Rebecca Chen

International Experience Country:
Cohort Year:
Home Institution:

University of Pittsburgh | Oakland

Heinz Programming Area:
Rebecca is a Philly native, raised in a Teochew-Cambodian-Vietnamese household. She is currently a junior majoring in Marketing while pursuing a minor in Chinese and a certificate in International Business. Her passion for advocacy and social justice was fostered in high school through her work with the Philly-based organization, Asian Americans United (AAU). It was rejuvenated in university through her time as a Programming Member for the East Coast Asian American Student Union (ECAASU) 2020 Pittsburgh Conference. Outside of advocacy, she enjoys learning new languages, painting, dancing, and baking. Growing up in a household with a complicated immigration story, her experience and culture do not fall perfectly into strictly Chinese or Vietnamese or Cambodian. She found it hard to fully connect with either side of her cultural identity. She hopes that through her study abroad experience, she’ll be able to work on connecting with all sides of her identity, beginning with China. In the future, she looks forward to also exploring her Vietnamese and Cambodian sides.
International Experience Summary:

Rebecca Chen spent eight weeks this summer virtually cultivating her Chinese abilities through CET China: Virtual Intensive Language and Culture. Despite the distance, during her time with CET, she engaged with teachers from Shanghai and Beijing, native Chinese students, and fellow language learners. In class, she learned about the history of the Hukou system, a household registration system, its impact on current society (left-behind children), and recent reforms. In addition, she learned about siheyuan, a traditional Chinese-style courtyard house, and how its preservation is part of a larger conflict of retaining traditions while also modernizing. Lectures organized by CET also provided a glimpse into China’s science-fiction scene, Sino-US relations, and the Communist Party of China. Taking advantage of one-on-one classes with professors, as well as the Language Partner program, Rebecca asked questions about contemporary China. She learned about the tangping movement, a form of social protest movement where millennials and Gen-Z reject societal pressures to (over)work and instead “lie-flat” and prioritize mental health.

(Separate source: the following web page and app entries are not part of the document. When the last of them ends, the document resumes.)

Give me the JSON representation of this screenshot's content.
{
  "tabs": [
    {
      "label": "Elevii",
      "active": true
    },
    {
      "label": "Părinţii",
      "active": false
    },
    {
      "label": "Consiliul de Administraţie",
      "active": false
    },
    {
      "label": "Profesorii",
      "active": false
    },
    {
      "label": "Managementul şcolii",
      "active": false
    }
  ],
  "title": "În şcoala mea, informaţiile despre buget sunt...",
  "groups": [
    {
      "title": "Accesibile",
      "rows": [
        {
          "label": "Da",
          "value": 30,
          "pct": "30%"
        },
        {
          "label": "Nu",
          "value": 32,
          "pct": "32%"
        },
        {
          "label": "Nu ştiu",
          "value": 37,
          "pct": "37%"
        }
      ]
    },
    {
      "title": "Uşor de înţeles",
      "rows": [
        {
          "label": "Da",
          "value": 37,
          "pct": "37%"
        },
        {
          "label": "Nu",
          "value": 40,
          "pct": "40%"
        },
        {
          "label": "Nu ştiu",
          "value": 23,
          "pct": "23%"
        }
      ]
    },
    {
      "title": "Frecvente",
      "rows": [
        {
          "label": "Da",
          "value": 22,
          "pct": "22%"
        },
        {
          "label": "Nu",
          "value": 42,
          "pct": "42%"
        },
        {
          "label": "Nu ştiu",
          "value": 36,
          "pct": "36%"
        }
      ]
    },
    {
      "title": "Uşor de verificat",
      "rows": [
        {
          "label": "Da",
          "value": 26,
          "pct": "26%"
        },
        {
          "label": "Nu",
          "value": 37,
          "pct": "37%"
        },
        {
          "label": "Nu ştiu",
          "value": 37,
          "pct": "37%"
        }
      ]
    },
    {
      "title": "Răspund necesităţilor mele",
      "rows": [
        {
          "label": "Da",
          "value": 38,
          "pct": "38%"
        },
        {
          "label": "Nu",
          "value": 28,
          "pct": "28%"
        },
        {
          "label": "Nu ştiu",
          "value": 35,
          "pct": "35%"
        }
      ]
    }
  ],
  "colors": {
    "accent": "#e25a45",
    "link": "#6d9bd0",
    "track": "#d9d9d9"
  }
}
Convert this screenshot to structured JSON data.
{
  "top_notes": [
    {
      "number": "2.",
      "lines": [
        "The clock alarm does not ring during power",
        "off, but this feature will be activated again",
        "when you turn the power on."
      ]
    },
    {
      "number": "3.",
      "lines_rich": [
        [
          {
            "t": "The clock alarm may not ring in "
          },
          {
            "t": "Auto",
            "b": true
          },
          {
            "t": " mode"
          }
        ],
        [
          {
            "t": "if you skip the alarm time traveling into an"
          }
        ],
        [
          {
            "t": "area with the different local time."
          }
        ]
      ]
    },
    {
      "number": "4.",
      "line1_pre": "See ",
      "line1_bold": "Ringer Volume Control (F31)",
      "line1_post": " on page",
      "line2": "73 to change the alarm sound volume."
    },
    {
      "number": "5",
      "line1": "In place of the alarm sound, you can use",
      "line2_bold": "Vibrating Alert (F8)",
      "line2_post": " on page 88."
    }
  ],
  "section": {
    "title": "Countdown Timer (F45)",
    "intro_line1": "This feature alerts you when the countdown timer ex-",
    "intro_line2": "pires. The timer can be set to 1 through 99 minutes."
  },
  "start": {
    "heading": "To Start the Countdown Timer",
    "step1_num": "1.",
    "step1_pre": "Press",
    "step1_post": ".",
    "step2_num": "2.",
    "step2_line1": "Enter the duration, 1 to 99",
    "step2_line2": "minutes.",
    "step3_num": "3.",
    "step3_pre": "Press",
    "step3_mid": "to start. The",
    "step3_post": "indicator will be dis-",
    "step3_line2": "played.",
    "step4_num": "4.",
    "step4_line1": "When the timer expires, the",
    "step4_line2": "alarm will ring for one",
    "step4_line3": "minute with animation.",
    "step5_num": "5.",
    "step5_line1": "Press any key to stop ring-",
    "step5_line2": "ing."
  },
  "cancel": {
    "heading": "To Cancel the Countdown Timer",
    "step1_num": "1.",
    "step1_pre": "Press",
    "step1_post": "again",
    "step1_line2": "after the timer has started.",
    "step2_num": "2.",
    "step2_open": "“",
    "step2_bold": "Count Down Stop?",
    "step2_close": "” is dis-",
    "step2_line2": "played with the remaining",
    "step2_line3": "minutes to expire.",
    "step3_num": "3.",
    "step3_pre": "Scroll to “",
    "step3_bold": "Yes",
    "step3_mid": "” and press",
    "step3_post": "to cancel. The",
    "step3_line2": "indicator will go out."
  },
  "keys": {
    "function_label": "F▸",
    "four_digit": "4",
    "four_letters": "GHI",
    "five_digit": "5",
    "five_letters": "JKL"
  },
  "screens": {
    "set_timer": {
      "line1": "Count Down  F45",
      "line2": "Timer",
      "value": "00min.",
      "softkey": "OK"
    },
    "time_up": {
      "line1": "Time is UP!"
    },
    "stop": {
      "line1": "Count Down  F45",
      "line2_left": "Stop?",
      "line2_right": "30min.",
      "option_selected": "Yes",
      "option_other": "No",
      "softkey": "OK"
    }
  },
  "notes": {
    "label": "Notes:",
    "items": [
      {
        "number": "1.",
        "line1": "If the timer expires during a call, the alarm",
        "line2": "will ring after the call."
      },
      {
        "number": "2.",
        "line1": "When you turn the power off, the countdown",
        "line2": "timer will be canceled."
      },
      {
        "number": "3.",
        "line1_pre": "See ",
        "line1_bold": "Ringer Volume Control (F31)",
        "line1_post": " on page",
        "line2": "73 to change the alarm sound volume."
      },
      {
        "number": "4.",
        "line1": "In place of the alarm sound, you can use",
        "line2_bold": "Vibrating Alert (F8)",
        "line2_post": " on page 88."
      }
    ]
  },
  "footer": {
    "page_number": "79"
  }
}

Beyond new cultural knowledge, she also improved her Chinese in all aspects of speaking, reading, writing, and listening. During the latter half of the program, she was selected to present her paper on how China and the United States can cooperate in order to lead global economy recovery post-COVID at the China-US Students Leaders Dialogue on Finance hosted by CET and Renmin University. Without realizing that there would be rankings, she placed in Silver! From this opportunity, Rebecca not only gained confidence in her Chinese ability, but also gained new friends, new perspectives, and a newfound pride in her identity.

Community Engagement Experience Summary:

CEE Title: Cross-Cultural Cooking Class  

The University of Pittsburgh Oakland Viras (Rebecca Chen, Lindsay Colgan, Kate Honan, Summer Viscusi, and Caroline Weiss) hosted a virtual “Cross-Cultural Cooking Class” following their study abroad experiences. The team had a diverse range of countries and experiences to pull from, including China, Iceland, Germany, New Zealand, South Africa, and Spain. The team’s vision was to encourage participants, in an increasingly hostile world, to look for similarities between different communities and seek to understand the differences. The team opted to use food as a lens to view these similarities and differences as food is something every culture has in common. Due to the ongoing pandemic, the cooking class was held via Zoom. This opened doors to access an online community in addition to the team’s local community. In preparation, the team compiled recipes that were incorporated into our study abroad experience. The cookbook includes both a savory dish and a sweet dish. In addition to the recipe, the book also includes a small tidbit on the cultural significance of the dish. Two recipes were chosen to be demonstrated during the live Zoom call while the team presented their study abroad experience. In between presentations and cooking, the team conversed with the participants. Topics range from their individual experiences to our international experience. Participants left the CEE with their bellies full and a new framework of how to analyze the world around them.